Let’s not convince ourselves that by taking these small molecules out of the nacho cheese we’ve suddenly made it healthy.
Remember earlier this month, when Chipotle announced it would remove all genetically modified organisms, or GMOs, from its food? Well, according to over 16 major international science organizations, there is zero scientific basis for concern over GMOs. GMOs are fundamentally harmless — and, to poor people living in parts of the world where it is currently near-impossible to grow crops, potentially quite helpful — and yet the idea of removing this unnatural-sounding substance from the food we consume sounds like progress. In trumpeting this anti-GMO stance as a pro-health initiative, Chipotle will, as Jesse Singal at Science of Us wrote, “cement false ideas about GMOs in the public imagination.”
While these changes at Taco Bell and Pizza Hut are not especially meaningful from a health perspective, “it’s more the sociology than the chemistry that’s exciting for me,” said Coupland. “There seems to be so much more demand now around this idea of naturalness.” He added that whenever he uses the word natural, he wants to put it in inverted commas; basically, we are caught up in the idea of a thing being “natural” without really investigating what that means, or if it’s inherently better than something “unnatural.” “Foods can take on these health halos, the idea that because a food is good in one respect, it’s good in all respects.”
“I don’t see us having a revolution in public health here. I don’t think we’ll look back at this as the era where diabetes passed, where the obesity epidemic passed, like this is the turning point,” he said.
When you see all these major food chains getting in on that “healthy” and “natural” #branding, what you’re really seeing is the change in “the aesthetic preferences of the buying public,” said Coupland. “In the 1970s, people really wanted cheese to glow yellow. In the current decade, people are more comfortable with the idea that things don’t have to be that bright-as-possible color. To a previous generation, it would scream: ‘Good! Vibrant! Healthy!’ To the current generation, it screams’ ‘Chemical! Artificial!’”
“If you were a public health campaigner, you’d be saying, ‘People would do better to eat more vegetables and less of other stuff,’” said Coupland. “But it would be far harder for a company like Taco Bell or Pizza Hut to do that.”
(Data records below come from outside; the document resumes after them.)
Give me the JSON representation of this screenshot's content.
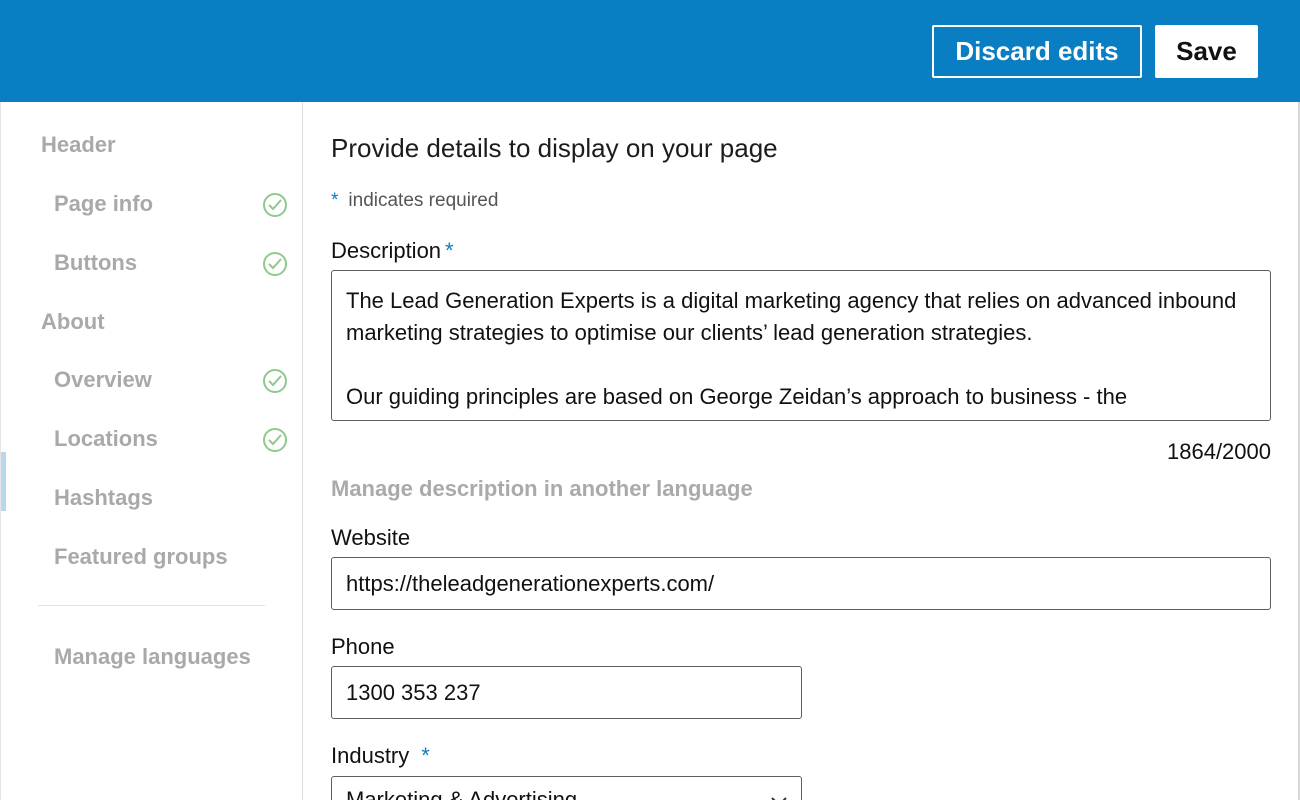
{
  "toolbar": {
    "discard_label": "Discard edits",
    "save_label": "Save"
  },
  "sidebar": {
    "groups": [
      {
        "label": "Header",
        "items": [
          {
            "label": "Page info",
            "complete": true
          },
          {
            "label": "Buttons",
            "complete": true
          }
        ]
      },
      {
        "label": "About",
        "items": [
          {
            "label": "Overview",
            "complete": true,
            "selected": true
          },
          {
            "label": "Locations",
            "complete": true
          },
          {
            "label": "Hashtags",
            "complete": false
          },
          {
            "label": "Featured groups",
            "complete": false
          }
        ]
      }
    ],
    "manage_languages": "Manage languages"
  },
  "form": {
    "heading": "Provide details to display on your page",
    "required_star": "*",
    "required_note": "indicates required",
    "description": {
      "label": "Description",
      "paragraph1": "The Lead Generation Experts is a digital marketing agency that relies on advanced inbound marketing strategies to optimise our clients’ lead generation strategies.",
      "paragraph2": "Our guiding principles are based on George Zeidan’s approach to business - the",
      "counter": "1864/2000"
    },
    "manage_language_link": "Manage description in another language",
    "website": {
      "label": "Website",
      "value": "https://theleadgenerationexperts.com/"
    },
    "phone": {
      "label": "Phone",
      "value": "1300 353 237"
    },
    "industry": {
      "label": "Industry",
      "value": "Marketing & Advertising"
    }
  },
  "colors": {
    "topbar": "#0a7ec2",
    "check": "#8fc98c",
    "muted_text": "#a9a9a9"
  },
  "icons": {
    "complete": "check-circle-icon",
    "dropdown": "chevron-down-icon"
  }
}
So subtracting the additives: not a big deal. What is worth noting, though buried in the middle of the official press release, is that, since 2009, Taco Bell has reduced sodium across the menu by 15 percent. In 33 menu items, salt was cut by as much as one-third. Taco Bell hasn’t exactly gone around shouting that news from the rooftops, probably so salt-loving customers aren’t scared away from the chain. In January, Yum chief nutrition officer Jonathan Blum told USA Today with regard to the sodium change, “We don’t want it to be perceptible,” and that the goal would be to maintain taste while reducing salt levels behind the scenes.
Taco Bell’s conundrum, then, as summed up by Coupland: “What can you do which can make your food a little bit better but doesn’t really undermine the core reasons people go to your restaurant?”
For consumers, the important thing to remember is that Taco Bell is still exactly what you think it is: cheap fast food that is not actually good for you.
As Coupland put it, “Let’s not convince ourselves that by taking these small molecules out of the nacho cheese we’ve suddenly made it healthy.”